Data visualization needs to be more than just a visual representation of data. Today, it needs to be scientific, visual and more importantly insightful. In that, it should go beyond reporting; it must present analytical reasoning through interactive visual interfaces. Here are some tools that can help visualize your data science projects.
- Orange is an easy to use data visualization tool with a large toolkit. In spite of being a GUI-based beginner-friendly tool, you mustn’t mistake it for a light-weight one. It can do statistical distributions and box plots as well as decision trees, hierarchical clustering and linear projections.
- With D3.js or Data-Driven Documents (D3), you can visualize data on web browsers using HTML, SVG and CSS. It is popular with data scientists for its capabilities in animation and interactive visuals.
- Ggplot2 helps data scientists create aesthetically pleasing and elegant visualizations, using R. So next time you want to really wow your audience, you know which library to choose for creating your visuals!
Like most programming, writing and deploying data science code can also be done more efficiently with an integrated development environment. IDEs offer code insights, test your code, help you identify errors easily, and even allow you to run your code directly with plugins. Here are some IDEs especially for data science-related code.
- Jupyter Notebooks is a web application that can host code, data, notes, equations, etc. — in other words, an interactive online document. If you’re working on a project with other data scientists, Jupyter Notebooks is the perfect collaboration tool!
- Zeppelin Notebooks is a web-based environment where you can perform data analysis using many languages like Python, SQL, Scala etc.

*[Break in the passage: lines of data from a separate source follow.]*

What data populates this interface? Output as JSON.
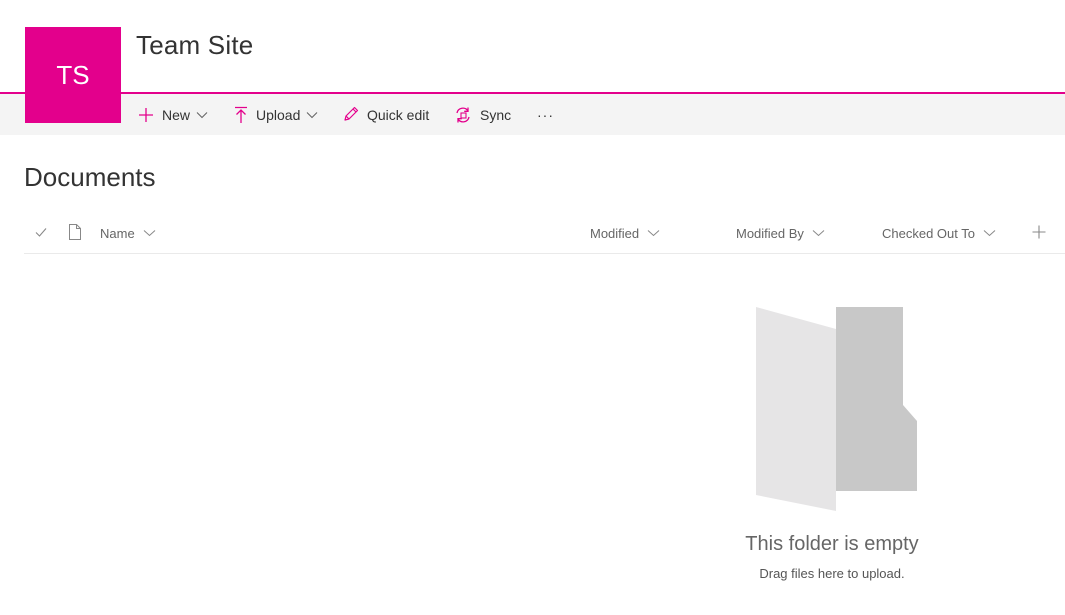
{
  "site": {
    "logo_text": "TS",
    "title": "Team Site",
    "accent_color": "#e3008c"
  },
  "command_bar": {
    "new_label": "New",
    "upload_label": "Upload",
    "quick_edit_label": "Quick edit",
    "sync_label": "Sync",
    "more_label": "···"
  },
  "library": {
    "title": "Documents",
    "columns": {
      "name": "Name",
      "modified": "Modified",
      "modified_by": "Modified By",
      "checked_out_to": "Checked Out To"
    }
  },
  "empty_state": {
    "title": "This folder is empty",
    "subtitle": "Drag files here to upload."
  },
  "icons": {
    "new": "plus-icon",
    "upload": "upload-icon",
    "quick_edit": "pencil-icon",
    "sync": "sync-icon",
    "more": "ellipsis-icon",
    "check": "checkmark-icon",
    "file_type": "document-icon",
    "add_column": "plus-icon",
    "dropdown": "chevron-down-icon",
    "empty": "folder-icon"
  }
}
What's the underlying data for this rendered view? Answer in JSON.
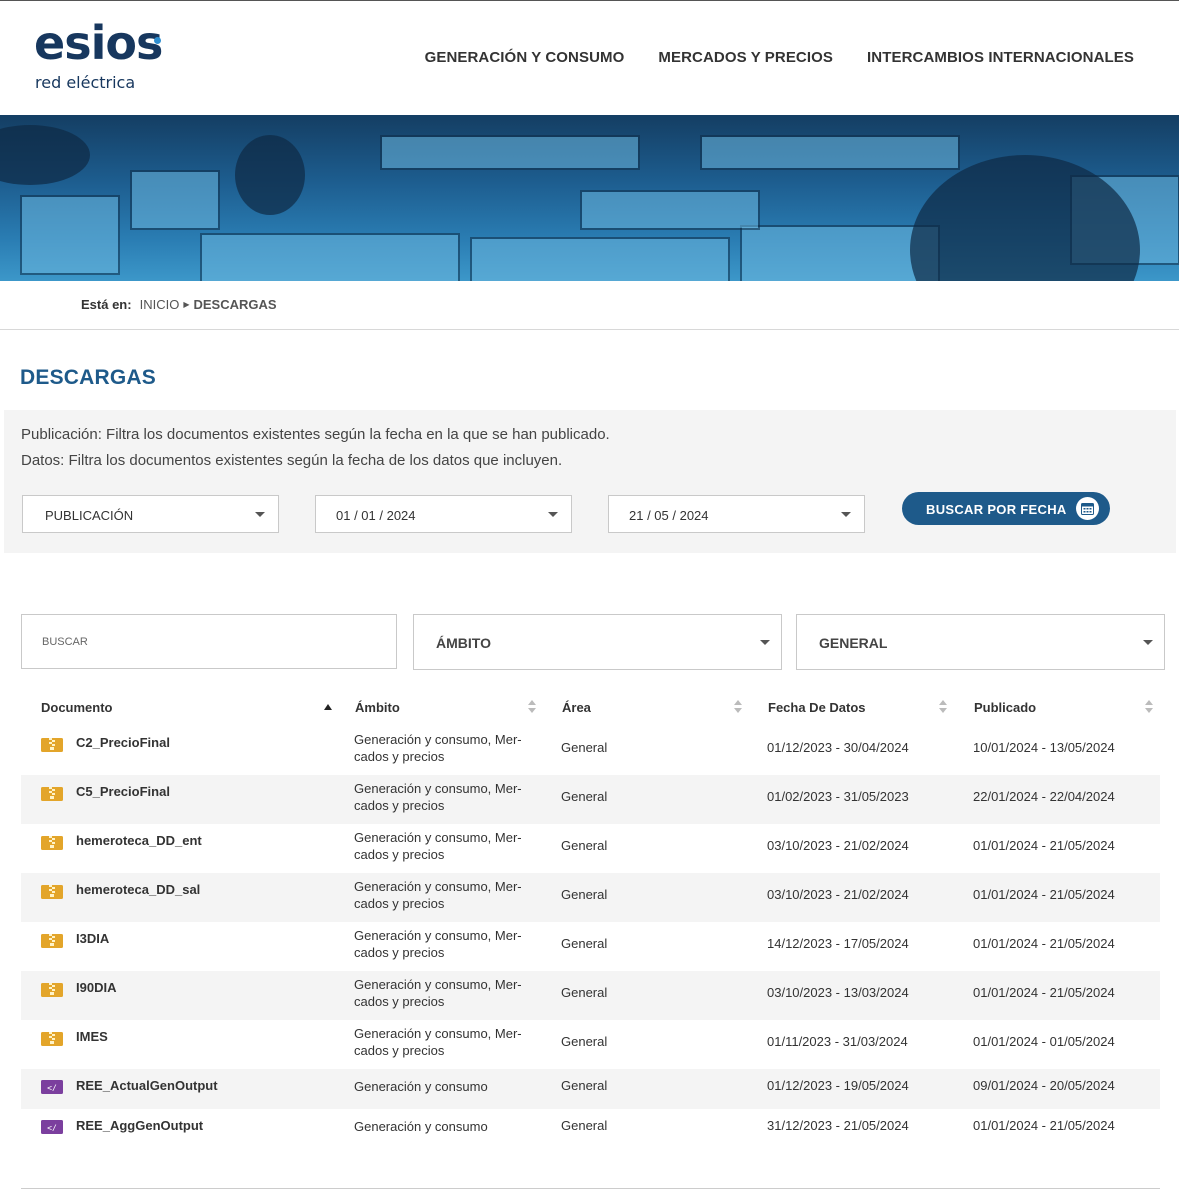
{
  "header": {
    "logo_main": "esios",
    "logo_sub": "red eléctrica",
    "nav": [
      "GENERACIÓN Y CONSUMO",
      "MERCADOS Y PRECIOS",
      "INTERCAMBIOS INTERNACIONALES"
    ]
  },
  "breadcrumb": {
    "label": "Está en:",
    "home": "INICIO",
    "current": "DESCARGAS"
  },
  "page_title": "DESCARGAS",
  "filters": {
    "line1": "Publicación: Filtra los documentos existentes según la fecha en la que se han publicado.",
    "line2": "Datos: Filtra los documentos existentes según la fecha de los datos que incluyen.",
    "type_select": "PUBLICACIÓN",
    "date_from": "01 / 01 / 2024",
    "date_to": "21 / 05 / 2024",
    "search_button": "BUSCAR POR FECHA"
  },
  "search": {
    "placeholder": "BUSCAR",
    "ambito_select": "ÁMBITO",
    "area_select": "GENERAL"
  },
  "table": {
    "headers": {
      "documento": "Documento",
      "ambito": "Ámbito",
      "area": "Área",
      "fecha": "Fecha De Datos",
      "publicado": "Publicado"
    },
    "rows": [
      {
        "icon": "zip-file-icon",
        "name": "C2_PrecioFinal",
        "ambito": "Generación y consumo, Mer-cados y precios",
        "area": "General",
        "fecha": "01/12/2023 - 30/04/2024",
        "publicado": "10/01/2024 - 13/05/2024"
      },
      {
        "icon": "zip-file-icon",
        "name": "C5_PrecioFinal",
        "ambito": "Generación y consumo, Mer-cados y precios",
        "area": "General",
        "fecha": "01/02/2023 - 31/05/2023",
        "publicado": "22/01/2024 - 22/04/2024"
      },
      {
        "icon": "zip-file-icon",
        "name": "hemeroteca_DD_ent",
        "ambito": "Generación y consumo, Mer-cados y precios",
        "area": "General",
        "fecha": "03/10/2023 - 21/02/2024",
        "publicado": "01/01/2024 - 21/05/2024"
      },
      {
        "icon": "zip-file-icon",
        "name": "hemeroteca_DD_sal",
        "ambito": "Generación y consumo, Mer-cados y precios",
        "area": "General",
        "fecha": "03/10/2023 - 21/02/2024",
        "publicado": "01/01/2024 - 21/05/2024"
      },
      {
        "icon": "zip-file-icon",
        "name": "I3DIA",
        "ambito": "Generación y consumo, Mer-cados y precios",
        "area": "General",
        "fecha": "14/12/2023 - 17/05/2024",
        "publicado": "01/01/2024 - 21/05/2024"
      },
      {
        "icon": "zip-file-icon",
        "name": "I90DIA",
        "ambito": "Generación y consumo, Mer-cados y precios",
        "area": "General",
        "fecha": "03/10/2023 - 13/03/2024",
        "publicado": "01/01/2024 - 21/05/2024"
      },
      {
        "icon": "zip-file-icon",
        "name": "IMES",
        "ambito": "Generación y consumo, Mer-cados y precios",
        "area": "General",
        "fecha": "01/11/2023 - 31/03/2024",
        "publicado": "01/01/2024 - 01/05/2024"
      },
      {
        "icon": "xml-file-icon",
        "name": "REE_ActualGenOutput",
        "ambito": "Generación y consumo",
        "area": "General",
        "fecha": "01/12/2023 - 19/05/2024",
        "publicado": "09/01/2024 - 20/05/2024"
      },
      {
        "icon": "xml-file-icon",
        "name": "REE_AggGenOutput",
        "ambito": "Generación y consumo",
        "area": "General",
        "fecha": "31/12/2023 - 21/05/2024",
        "publicado": "01/01/2024 - 21/05/2024"
      }
    ]
  },
  "colors": {
    "brand": "#17375e",
    "accent": "#1e5a8a",
    "zip": "#e3a52a",
    "xml": "#7b3f9e"
  }
}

You can explore, share, analyze, and visualize data with Zeppelin Notebooks.
- R Studio’s biggest attraction is that it integrates R-based tools into a single environment. You can write clean code, execute it, manage workflows and even debug it with R Studio.

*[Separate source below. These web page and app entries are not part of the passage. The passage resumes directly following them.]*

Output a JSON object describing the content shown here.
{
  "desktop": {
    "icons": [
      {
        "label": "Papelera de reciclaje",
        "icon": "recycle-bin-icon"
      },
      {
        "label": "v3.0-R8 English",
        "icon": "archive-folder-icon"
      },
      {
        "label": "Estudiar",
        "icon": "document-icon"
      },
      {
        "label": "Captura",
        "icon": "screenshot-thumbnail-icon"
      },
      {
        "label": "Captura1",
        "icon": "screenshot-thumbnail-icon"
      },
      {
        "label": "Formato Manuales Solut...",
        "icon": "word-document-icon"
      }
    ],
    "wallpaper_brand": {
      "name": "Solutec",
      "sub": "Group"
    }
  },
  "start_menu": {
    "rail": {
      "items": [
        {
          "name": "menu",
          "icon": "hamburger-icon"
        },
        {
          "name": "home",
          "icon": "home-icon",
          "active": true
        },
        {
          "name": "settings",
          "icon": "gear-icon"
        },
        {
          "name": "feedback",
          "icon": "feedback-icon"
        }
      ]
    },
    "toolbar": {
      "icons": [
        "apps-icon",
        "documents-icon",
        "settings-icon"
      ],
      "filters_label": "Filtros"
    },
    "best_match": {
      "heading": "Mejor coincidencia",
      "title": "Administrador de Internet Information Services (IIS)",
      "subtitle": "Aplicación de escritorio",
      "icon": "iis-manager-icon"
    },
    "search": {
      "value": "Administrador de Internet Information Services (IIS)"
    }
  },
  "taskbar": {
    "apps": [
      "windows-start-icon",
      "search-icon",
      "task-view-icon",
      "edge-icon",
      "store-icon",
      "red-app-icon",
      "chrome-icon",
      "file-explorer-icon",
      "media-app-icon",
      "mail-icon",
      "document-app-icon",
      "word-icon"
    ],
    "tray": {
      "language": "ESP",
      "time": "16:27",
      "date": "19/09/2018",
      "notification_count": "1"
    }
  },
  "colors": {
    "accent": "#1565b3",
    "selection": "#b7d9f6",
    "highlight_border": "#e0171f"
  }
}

If you’ve gotten this far, we can tell you’re taking your data science career seriously. As you should. Opportunities are aplenty and it’s only going to grow. But, as you can see, there are tens — perhaps hundreds of data science tools — for each task and it can get overwhelming even for seasoned professionals. Don’t let that bother you. Try Springboard’s online learning bootcamp in data science. It’s 1:1 mentoring-led, project-driven and comes with a job guarantee to boot!